The result should be every line in the material below containing the string "sequence".

= = = = = = =

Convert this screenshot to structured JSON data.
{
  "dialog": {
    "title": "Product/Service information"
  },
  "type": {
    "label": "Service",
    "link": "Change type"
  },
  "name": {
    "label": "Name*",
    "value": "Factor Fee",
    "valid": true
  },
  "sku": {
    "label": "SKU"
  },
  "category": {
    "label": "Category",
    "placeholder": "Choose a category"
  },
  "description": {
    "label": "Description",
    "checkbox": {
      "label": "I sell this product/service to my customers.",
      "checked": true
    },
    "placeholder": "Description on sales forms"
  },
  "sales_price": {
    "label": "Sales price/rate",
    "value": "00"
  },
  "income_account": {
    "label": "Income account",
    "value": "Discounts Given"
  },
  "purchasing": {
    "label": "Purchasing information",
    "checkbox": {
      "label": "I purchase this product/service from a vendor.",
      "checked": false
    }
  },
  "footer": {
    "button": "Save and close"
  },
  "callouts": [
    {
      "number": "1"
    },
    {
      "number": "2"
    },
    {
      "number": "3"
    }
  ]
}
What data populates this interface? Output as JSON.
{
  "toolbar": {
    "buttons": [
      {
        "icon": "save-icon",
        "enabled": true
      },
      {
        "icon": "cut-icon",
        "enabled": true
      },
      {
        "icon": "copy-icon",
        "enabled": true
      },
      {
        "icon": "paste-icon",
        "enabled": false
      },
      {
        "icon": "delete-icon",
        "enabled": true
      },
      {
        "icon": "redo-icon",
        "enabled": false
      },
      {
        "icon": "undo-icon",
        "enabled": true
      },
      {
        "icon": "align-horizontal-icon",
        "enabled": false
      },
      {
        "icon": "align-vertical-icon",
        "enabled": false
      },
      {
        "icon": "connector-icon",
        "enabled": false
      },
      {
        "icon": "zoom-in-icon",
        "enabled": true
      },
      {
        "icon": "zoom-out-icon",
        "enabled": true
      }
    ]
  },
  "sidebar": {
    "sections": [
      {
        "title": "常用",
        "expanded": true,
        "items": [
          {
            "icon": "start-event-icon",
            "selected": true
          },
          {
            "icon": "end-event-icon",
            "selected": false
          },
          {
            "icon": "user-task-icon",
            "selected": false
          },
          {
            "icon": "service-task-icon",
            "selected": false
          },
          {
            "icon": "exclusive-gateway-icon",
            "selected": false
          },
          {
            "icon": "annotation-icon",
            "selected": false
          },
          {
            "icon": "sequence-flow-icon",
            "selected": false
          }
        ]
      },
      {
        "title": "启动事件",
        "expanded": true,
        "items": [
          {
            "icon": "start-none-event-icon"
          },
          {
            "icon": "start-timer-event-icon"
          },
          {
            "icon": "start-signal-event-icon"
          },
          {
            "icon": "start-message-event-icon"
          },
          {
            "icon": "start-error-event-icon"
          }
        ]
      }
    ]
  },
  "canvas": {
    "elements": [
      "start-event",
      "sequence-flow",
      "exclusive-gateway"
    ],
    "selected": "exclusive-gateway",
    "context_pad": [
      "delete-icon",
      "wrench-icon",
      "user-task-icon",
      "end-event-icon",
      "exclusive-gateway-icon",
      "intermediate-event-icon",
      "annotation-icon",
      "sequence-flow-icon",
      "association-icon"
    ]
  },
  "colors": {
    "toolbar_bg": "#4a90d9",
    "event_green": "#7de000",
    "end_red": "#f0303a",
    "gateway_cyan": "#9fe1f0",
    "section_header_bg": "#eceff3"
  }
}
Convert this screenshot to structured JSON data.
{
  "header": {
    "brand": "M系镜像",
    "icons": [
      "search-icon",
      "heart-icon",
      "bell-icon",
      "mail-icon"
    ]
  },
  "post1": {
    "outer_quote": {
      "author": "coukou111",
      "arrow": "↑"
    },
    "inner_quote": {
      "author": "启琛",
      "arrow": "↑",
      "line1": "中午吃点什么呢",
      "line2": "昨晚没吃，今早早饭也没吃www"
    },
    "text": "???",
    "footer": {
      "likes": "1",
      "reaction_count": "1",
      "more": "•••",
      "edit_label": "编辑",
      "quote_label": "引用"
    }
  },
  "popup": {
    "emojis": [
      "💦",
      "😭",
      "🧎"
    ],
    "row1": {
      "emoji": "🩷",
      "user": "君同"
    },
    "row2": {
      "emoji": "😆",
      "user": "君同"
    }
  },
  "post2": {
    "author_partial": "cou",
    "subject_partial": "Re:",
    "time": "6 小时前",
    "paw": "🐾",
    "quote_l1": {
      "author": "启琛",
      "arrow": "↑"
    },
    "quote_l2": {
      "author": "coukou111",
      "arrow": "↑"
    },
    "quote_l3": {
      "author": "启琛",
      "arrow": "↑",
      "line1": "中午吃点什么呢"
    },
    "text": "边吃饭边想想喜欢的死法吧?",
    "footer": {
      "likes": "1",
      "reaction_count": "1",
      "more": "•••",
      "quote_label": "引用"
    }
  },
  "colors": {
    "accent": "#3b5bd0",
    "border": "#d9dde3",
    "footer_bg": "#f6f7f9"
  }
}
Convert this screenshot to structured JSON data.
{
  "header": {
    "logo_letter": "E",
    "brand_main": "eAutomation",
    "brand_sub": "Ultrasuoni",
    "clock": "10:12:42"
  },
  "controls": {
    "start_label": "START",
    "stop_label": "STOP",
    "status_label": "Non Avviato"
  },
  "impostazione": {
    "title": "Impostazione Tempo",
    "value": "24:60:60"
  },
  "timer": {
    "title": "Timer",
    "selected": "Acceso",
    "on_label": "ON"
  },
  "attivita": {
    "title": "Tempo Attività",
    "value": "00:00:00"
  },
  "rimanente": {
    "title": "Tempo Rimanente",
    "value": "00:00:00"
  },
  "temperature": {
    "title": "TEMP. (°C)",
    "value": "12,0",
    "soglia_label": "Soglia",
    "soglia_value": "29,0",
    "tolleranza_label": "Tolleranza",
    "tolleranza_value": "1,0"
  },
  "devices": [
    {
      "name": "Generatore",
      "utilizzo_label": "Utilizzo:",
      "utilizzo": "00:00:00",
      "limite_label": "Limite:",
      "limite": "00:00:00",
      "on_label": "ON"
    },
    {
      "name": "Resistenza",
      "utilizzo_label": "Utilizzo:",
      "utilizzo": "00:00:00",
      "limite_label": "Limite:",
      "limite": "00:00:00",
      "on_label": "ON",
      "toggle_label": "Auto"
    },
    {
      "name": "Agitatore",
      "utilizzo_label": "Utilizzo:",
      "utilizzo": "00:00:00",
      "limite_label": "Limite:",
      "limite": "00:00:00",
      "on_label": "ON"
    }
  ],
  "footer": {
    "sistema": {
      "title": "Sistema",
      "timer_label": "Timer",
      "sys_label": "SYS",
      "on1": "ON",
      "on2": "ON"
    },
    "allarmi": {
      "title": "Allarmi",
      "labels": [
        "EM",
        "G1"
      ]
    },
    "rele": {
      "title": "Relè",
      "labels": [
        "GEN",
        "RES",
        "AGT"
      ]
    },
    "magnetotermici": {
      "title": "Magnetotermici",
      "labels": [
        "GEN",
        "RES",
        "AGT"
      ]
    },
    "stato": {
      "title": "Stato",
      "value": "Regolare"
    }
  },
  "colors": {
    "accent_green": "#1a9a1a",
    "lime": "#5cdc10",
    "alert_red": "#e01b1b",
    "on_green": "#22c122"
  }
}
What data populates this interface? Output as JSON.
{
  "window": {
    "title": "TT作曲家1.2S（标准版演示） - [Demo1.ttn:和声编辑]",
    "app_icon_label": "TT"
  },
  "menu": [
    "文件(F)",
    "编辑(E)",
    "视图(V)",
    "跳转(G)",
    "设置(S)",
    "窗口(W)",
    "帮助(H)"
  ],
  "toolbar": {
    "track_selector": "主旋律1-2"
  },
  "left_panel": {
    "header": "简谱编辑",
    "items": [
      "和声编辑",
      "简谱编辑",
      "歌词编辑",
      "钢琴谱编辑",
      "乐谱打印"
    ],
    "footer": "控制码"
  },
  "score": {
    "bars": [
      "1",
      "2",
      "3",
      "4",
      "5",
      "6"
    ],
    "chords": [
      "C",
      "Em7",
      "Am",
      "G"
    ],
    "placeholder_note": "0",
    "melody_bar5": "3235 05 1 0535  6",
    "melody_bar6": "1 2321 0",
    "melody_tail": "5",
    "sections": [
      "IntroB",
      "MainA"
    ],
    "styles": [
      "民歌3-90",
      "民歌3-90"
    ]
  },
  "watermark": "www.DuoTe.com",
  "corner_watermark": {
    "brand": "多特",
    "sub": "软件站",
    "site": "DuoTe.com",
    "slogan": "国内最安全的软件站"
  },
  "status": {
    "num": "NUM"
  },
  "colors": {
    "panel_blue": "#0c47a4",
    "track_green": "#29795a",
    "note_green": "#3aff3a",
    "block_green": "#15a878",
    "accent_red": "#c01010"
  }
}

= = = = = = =

◆ WRITTEN ANSWER
            "icon": "sequence-flow-icon",
      "sequence-flow",
      "sequence-flow-icon",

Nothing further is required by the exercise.